━━ Given data

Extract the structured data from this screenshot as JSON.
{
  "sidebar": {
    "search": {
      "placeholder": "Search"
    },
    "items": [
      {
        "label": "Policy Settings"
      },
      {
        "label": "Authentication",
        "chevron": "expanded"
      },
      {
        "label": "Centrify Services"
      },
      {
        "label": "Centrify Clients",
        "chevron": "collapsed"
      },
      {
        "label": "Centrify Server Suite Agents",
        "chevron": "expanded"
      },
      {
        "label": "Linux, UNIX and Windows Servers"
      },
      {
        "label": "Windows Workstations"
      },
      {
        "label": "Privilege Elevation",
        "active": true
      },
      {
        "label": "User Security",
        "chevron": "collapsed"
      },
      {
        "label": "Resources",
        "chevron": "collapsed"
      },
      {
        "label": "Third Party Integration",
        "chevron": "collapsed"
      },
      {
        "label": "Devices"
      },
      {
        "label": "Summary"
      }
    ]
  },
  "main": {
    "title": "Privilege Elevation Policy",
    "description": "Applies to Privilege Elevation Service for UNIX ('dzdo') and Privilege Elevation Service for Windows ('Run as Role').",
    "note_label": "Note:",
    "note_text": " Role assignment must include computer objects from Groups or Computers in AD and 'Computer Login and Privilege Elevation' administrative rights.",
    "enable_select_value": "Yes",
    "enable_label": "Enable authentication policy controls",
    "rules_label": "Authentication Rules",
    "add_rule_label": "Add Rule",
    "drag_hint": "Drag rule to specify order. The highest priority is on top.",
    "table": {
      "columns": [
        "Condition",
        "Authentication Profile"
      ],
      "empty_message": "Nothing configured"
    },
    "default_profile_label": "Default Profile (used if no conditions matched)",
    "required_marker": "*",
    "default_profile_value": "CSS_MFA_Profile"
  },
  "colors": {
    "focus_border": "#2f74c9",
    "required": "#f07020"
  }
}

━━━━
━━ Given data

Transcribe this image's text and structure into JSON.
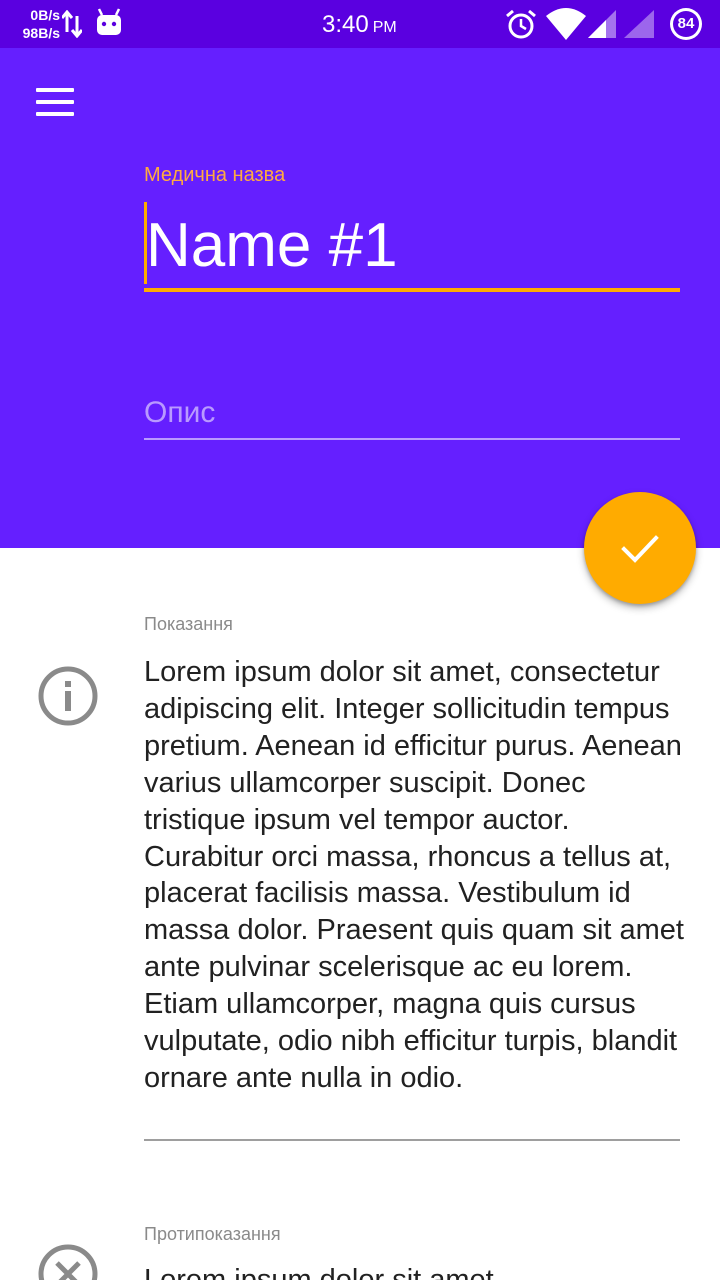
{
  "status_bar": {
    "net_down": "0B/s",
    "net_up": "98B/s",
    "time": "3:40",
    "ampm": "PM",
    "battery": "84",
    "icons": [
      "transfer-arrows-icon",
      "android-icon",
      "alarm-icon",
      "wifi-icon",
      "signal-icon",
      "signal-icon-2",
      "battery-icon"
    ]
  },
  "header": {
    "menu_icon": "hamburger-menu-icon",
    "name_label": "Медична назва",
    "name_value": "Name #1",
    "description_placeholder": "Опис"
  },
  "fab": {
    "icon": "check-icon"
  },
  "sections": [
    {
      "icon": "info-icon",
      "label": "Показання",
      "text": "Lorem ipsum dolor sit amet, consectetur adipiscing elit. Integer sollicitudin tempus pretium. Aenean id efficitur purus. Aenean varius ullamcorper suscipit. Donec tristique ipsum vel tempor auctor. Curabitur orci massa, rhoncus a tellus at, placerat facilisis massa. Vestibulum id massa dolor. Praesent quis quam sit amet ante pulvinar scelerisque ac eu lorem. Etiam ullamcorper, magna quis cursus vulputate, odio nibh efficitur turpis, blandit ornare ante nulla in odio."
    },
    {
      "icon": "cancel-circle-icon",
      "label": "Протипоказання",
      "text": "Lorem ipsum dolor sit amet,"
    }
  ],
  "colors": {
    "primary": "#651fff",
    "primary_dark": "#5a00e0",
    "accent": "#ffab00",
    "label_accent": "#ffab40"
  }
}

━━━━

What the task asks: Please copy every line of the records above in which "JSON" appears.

Response:
Extract the structured data from this screenshot as JSON.
Transcribe this image's text and structure into JSON.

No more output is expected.